On the civil-rights trail in Alabama

Fifty years ago today, the Civil Rights Act was signed into law in the United States. Nigel Richardson, for Telegraph Travel, visits places in Alabama that are synonymous with black Americans’ struggle for freedom.

Rhythm and rails

The latest issue of Harper’s has a piece by Kevin Baker, a contributing editor of the magazine, on “The lost glories of America’s railroads”. At the moment, only subscribers can read it in full, but every visitor to the Harper’s website can see, argue with and add to Baker’s selection of “the 23 best train songs ever written – maybe”.

A few more? See the list I compiled, with suggestions from colleagues, when I published my first of two anthologies of Telegraph writing on railway journeys. Sadly, for some reason the links to the sound files on Grooveshark no longer work. Maybe it’s time I put together a new one…

And don’t forget that great poetry anthology recently edited by Sean O’Brien and Don Paterson for Faber and simply titled Train Songs.

Franz Ferdinand’s final journey

Adrian Bridge’s account of his journey in the footsteps of Franz Ferdinand (see previous post) is now online.

A weekend of wanderings

There was an excellent piece  in the Review section of The Guardian at the weekend by Robert Macfarlane on Laurie Lee and his wanderings through Spain. (I presume it’s from Macfarlane’s introduction to a new Penguin edition of one of Lee’s books, published to mark the centenary of the writer’s birth, but The Guardian doesn’t say.) “If the power of Cider with Rosie derives from its dream of dwelling,” he argues, “the power of As I Walked Out One Midsummer Morning derives from its dream of leaving. If only I could live forever in one place, and come to know it so well, you think, reading Lee’s first volume of memoir.
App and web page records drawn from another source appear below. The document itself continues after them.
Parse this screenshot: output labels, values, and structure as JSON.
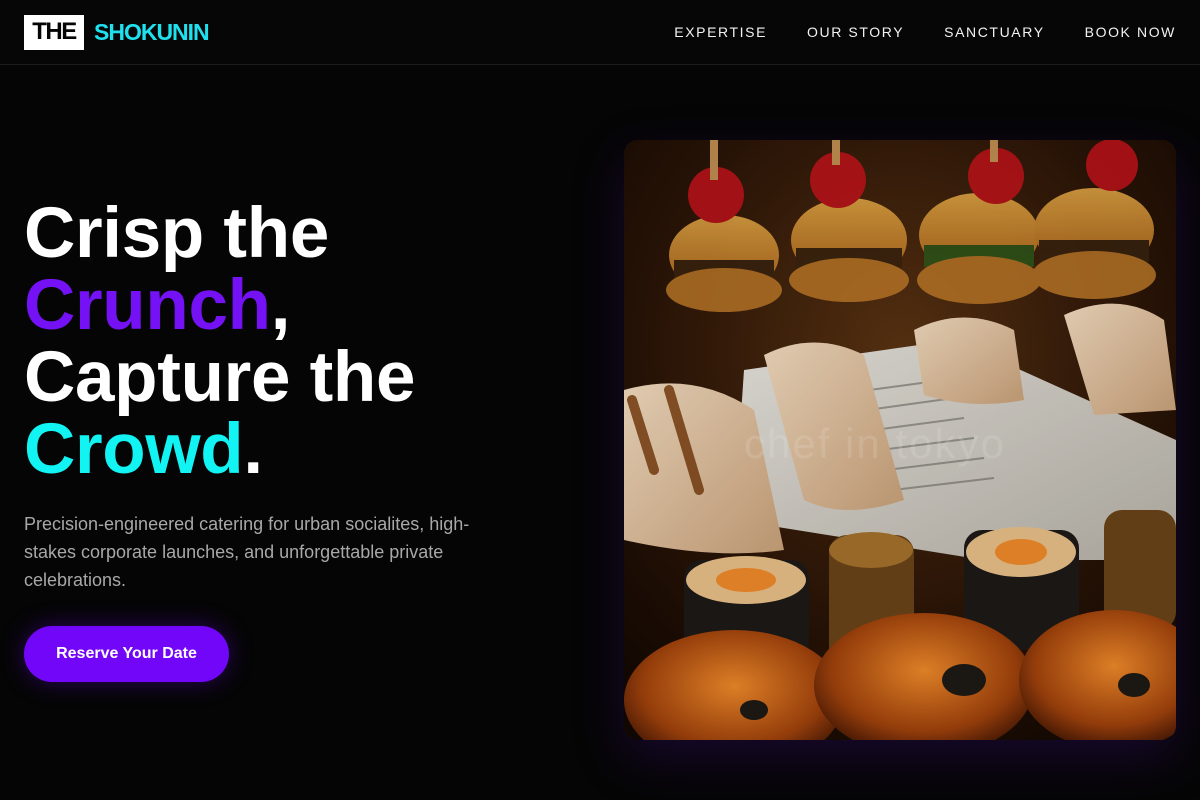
{
  "brand": {
    "box_text": "THE",
    "name": "SHOKUNIN"
  },
  "nav": {
    "items": [
      {
        "label": "EXPERTISE"
      },
      {
        "label": "OUR STORY"
      },
      {
        "label": "SANCTUARY"
      },
      {
        "label": "BOOK NOW"
      }
    ]
  },
  "hero": {
    "line1": "Crisp the",
    "line2_accent": "Crunch",
    "line2_punct": ",",
    "line3": "Capture the",
    "line4_accent": "Crowd",
    "line4_punct": ".",
    "subtitle": "Precision-engineered catering for urban socialites, high-stakes corporate launches, and unforgettable private celebrations.",
    "cta_label": "Reserve Your Date"
  },
  "image": {
    "alt": "Catering platter with sliders, wraps in newspaper, and sushi rolls",
    "watermark": "chef in tokyo"
  },
  "colors": {
    "background": "#050505",
    "accent_purple": "#7412f5",
    "accent_cyan": "#12f3f3",
    "cta": "#7106f8",
    "logo_cyan": "#1fe0ee"
  },
  "icons": {
    "logo": "logo-mark"
  }
}
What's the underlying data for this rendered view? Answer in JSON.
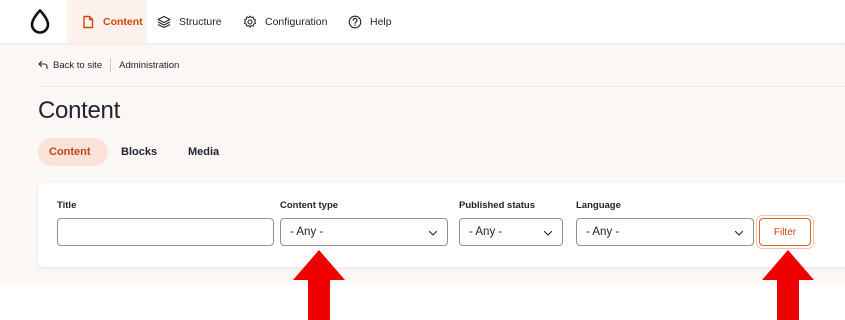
{
  "toolbar": {
    "items": [
      {
        "label": "Content",
        "icon": "file-icon",
        "active": true
      },
      {
        "label": "Structure",
        "icon": "layers-icon",
        "active": false
      },
      {
        "label": "Configuration",
        "icon": "gear-icon",
        "active": false
      },
      {
        "label": "Help",
        "icon": "help-icon",
        "active": false
      }
    ]
  },
  "breadcrumb": {
    "back_label": "Back to site",
    "current": "Administration"
  },
  "page": {
    "title": "Content"
  },
  "tabs": [
    {
      "label": "Content",
      "active": true
    },
    {
      "label": "Blocks",
      "active": false
    },
    {
      "label": "Media",
      "active": false
    }
  ],
  "filters": {
    "title_label": "Title",
    "title_value": "",
    "content_type_label": "Content type",
    "content_type_value": "- Any -",
    "published_status_label": "Published status",
    "published_status_value": "- Any -",
    "language_label": "Language",
    "language_value": "- Any -",
    "filter_button": "Filter"
  },
  "colors": {
    "accent": "#d3440b",
    "active_bg": "#fbe3d8",
    "page_bg": "#faf7f5",
    "annotation_arrow": "#ee0000"
  }
}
If only I could step from my front door, walk away and just keep going, you think, reading his second.

I’ve read all of Lee’s Spanish books several times, but Macfarlane, as he often does, made me feel I’d been only half-attentive. Of this passage from As I Walked Out

[The] next day, getting back on to the London road, I forgot everything but the way ahead. I walked steadily, effortlessly, hour after hour in a kind of swinging, weightless realm. I was at that age which feels neither strain nor friction, when the body burns magic fuels, so that it seems to glide in warm air, about a foot off the ground, smoothly obeying its intuitions. Even exhaustion, when it came, had a voluptuous quality, and sleep was caressive and deep, like oil.
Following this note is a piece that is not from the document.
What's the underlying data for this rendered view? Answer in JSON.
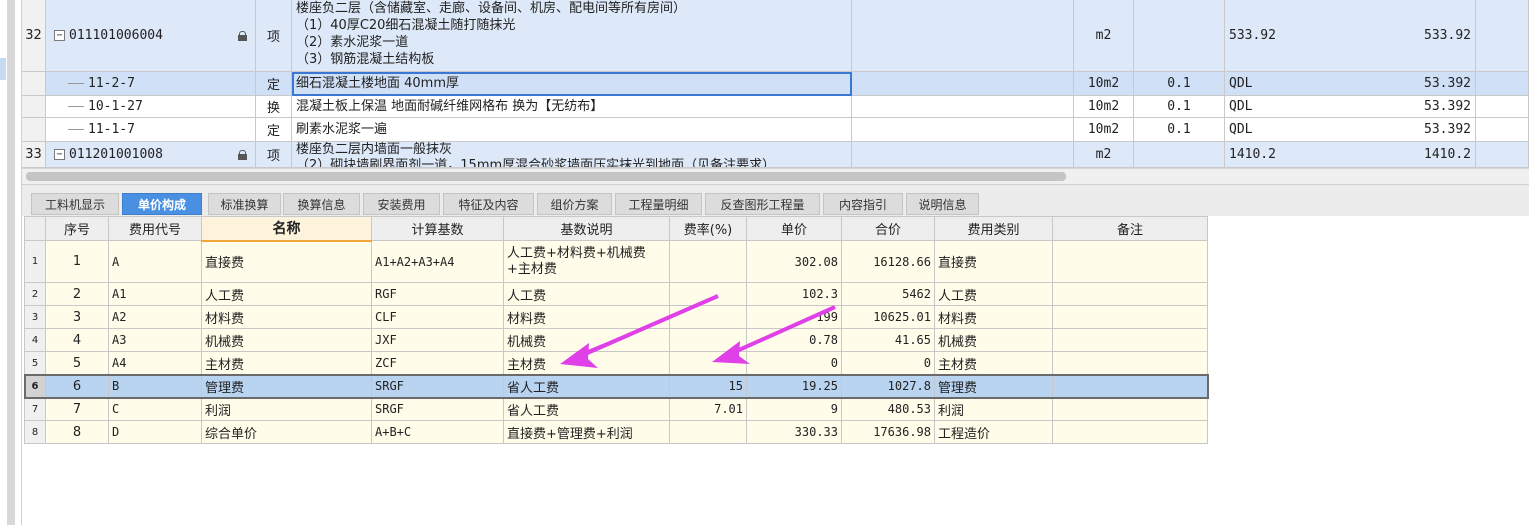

he says:

The writing here is “voluptuous” yet precise, and as such it is characteristic of Lee’s style, in which elaborate metaphors serve not as ornaments, but rather as the means of most closely evoking complex experience. Lee does not walk so much as levitate or hover, borne aloft by supernatural stamina, and, in mimicry of this sensation, his clauses, suspended by their commas, also bear the reader along “the way” and onwards into the unknown. 
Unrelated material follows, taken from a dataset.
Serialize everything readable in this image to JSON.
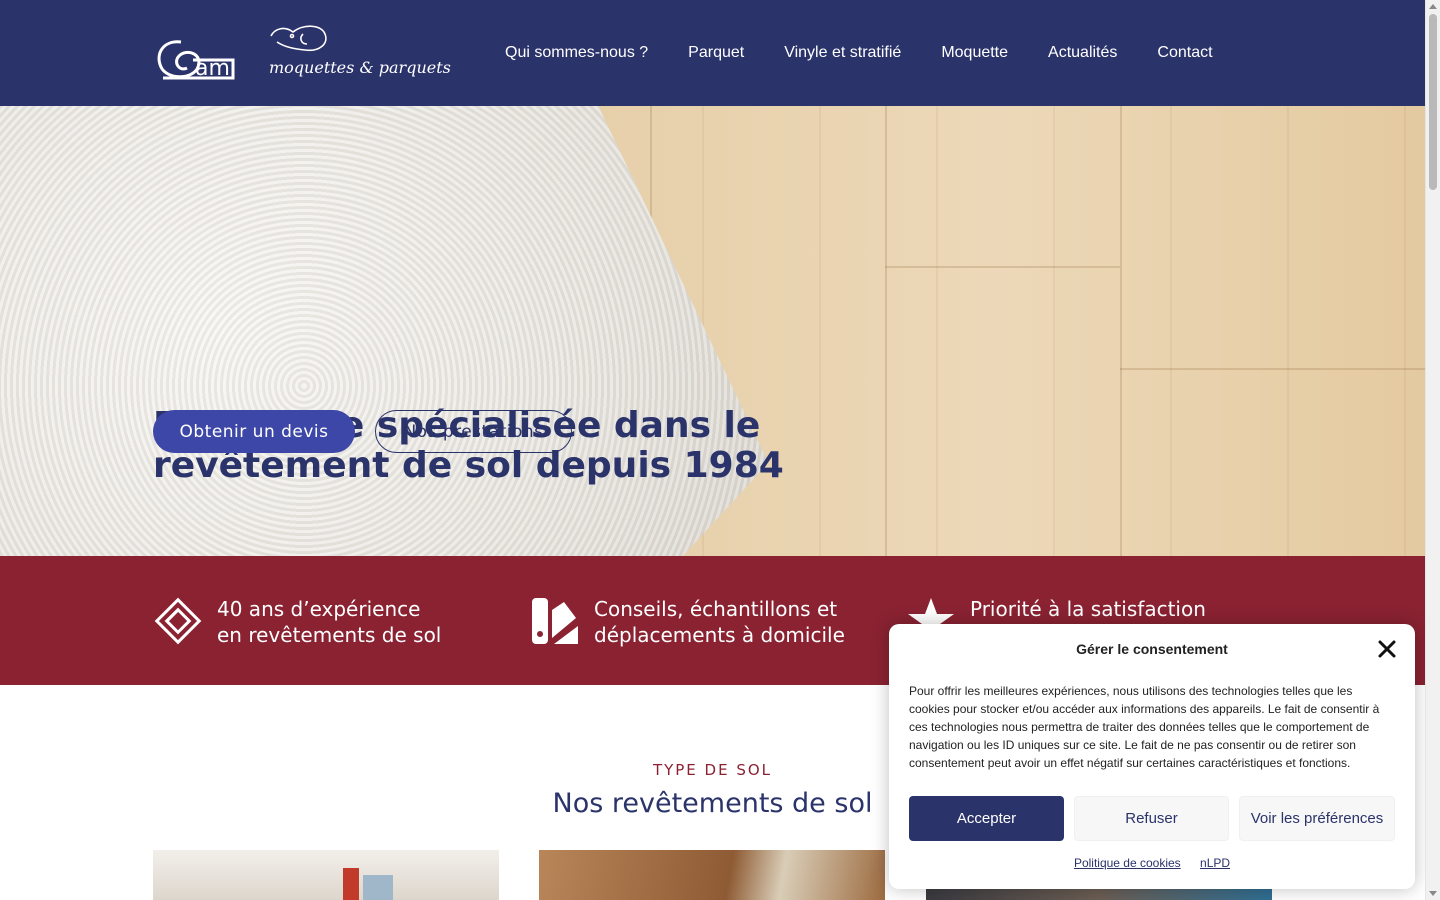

The Telegraph Magazine had a piece from Mike Pflanz on another wanderer, David Coulson, who has driven the equivalent of three times round the earth to find and chronicle the ancient rock art of Africa. “Here’s a great news story out of Africa,” says Coulson: “the preservation of thousands of years of history and culture about which we would know nothing if not for this art. That’s what should motivate us all to preserve it.”

A hundred years ago last week, Archduke Franz Ferdinand, heir to the Austro-Hungarian throne, set off on a trip that would end with his assassination – the event that triggered the First Word War. In Telegraph Travel, Adrian Bridge followed the archduke’s footsteps. “It’s a journey well worth doing today,” he says, “not because [Franz Ferdinand] did it, but for the geographical, historical, cultural and scenic splendours along the way”. The piece isn’t online as I write, so I’ll post a link to it later.

Also in the Review section of The Guardian was an interview by Emma Brockes with Teju Cole, mentioned here recently, who was born into a Nigerian family in the United States and is constantly struck by the ease of life there compared with that in Nigeria. How, he asks of the latter, “can a place be so interesting, full of history and real human conflict, and at the same time as slow as molasses?”